Task objective:
Restate the listing below word for word. No picture belongs in the result.

Material provided:
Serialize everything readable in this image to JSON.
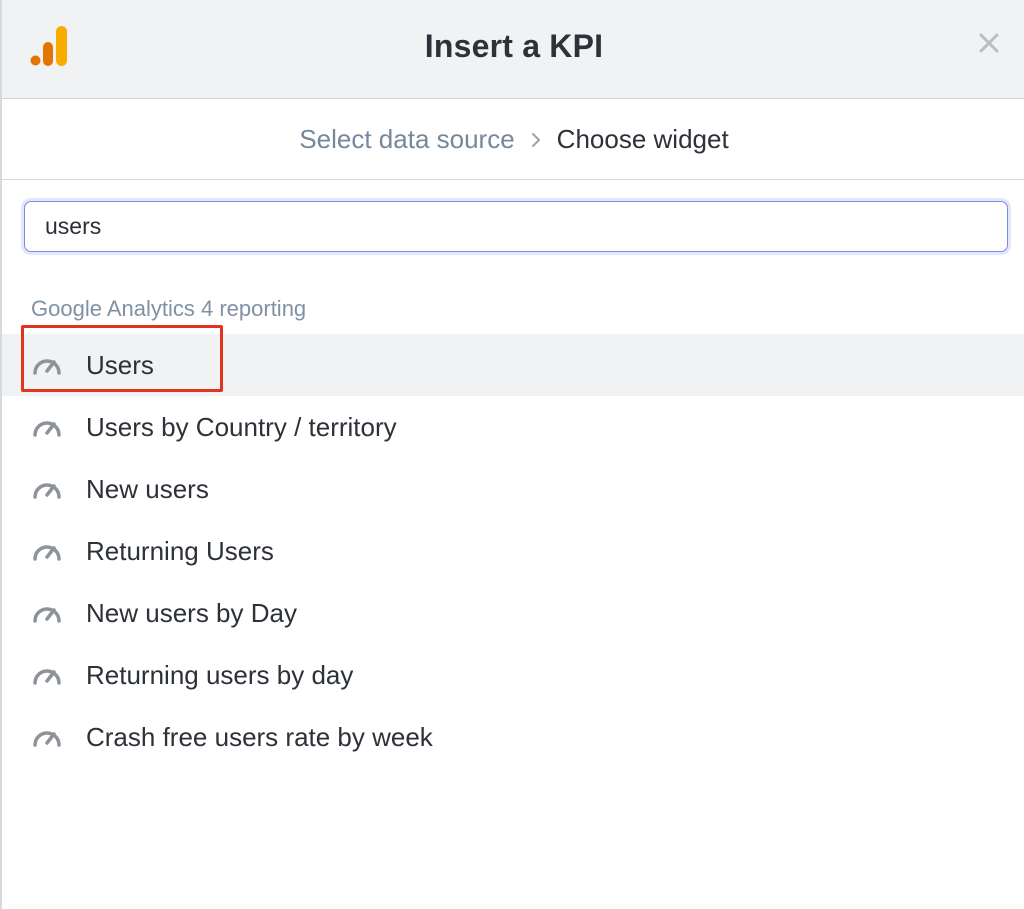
{
  "dialog": {
    "title": "Insert a KPI",
    "close_icon": "close-icon",
    "logo_icon": "google-analytics-logo-icon"
  },
  "breadcrumb": {
    "previous": "Select data source",
    "separator_icon": "chevron-right-icon",
    "current": "Choose widget"
  },
  "search": {
    "value": "users"
  },
  "results": {
    "group_label": "Google Analytics 4 reporting",
    "item_icon": "gauge-icon",
    "items": [
      {
        "label": "Users",
        "selected": true
      },
      {
        "label": "Users by Country / territory"
      },
      {
        "label": "New users"
      },
      {
        "label": "Returning Users"
      },
      {
        "label": "New users by Day"
      },
      {
        "label": "Returning users by day"
      },
      {
        "label": "Crash free users rate by week"
      }
    ]
  },
  "colors": {
    "logo_dark": "#e37400",
    "logo_light": "#f9ab00",
    "highlight": "#e2341d",
    "focus_ring": "#7b8bea",
    "muted_text": "#77889a"
  }
}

Answer to this problem:
Serialize everything readable in this image to JSON.
{
  "dialog": {
    "title": "Insert a KPI",
    "close_icon": "close-icon",
    "logo_icon": "google-analytics-logo-icon"
  },
  "breadcrumb": {
    "previous": "Select data source",
    "separator_icon": "chevron-right-icon",
    "current": "Choose widget"
  },
  "search": {
    "value": "users"
  },
  "results": {
    "group_label": "Google Analytics 4 reporting",
    "item_icon": "gauge-icon",
    "items": [
      {
        "label": "Users",
        "selected": true
      },
      {
        "label": "Users by Country / territory"
      },
      {
        "label": "New users"
      },
      {
        "label": "Returning Users"
      },
      {
        "label": "New users by Day"
      },
      {
        "label": "Returning users by day"
      },
      {
        "label": "Crash free users rate by week"
      }
    ]
  },
  "colors": {
    "logo_dark": "#e37400",
    "logo_light": "#f9ab00",
    "highlight": "#e2341d",
    "focus_ring": "#7b8bea",
    "muted_text": "#77889a"
  }
}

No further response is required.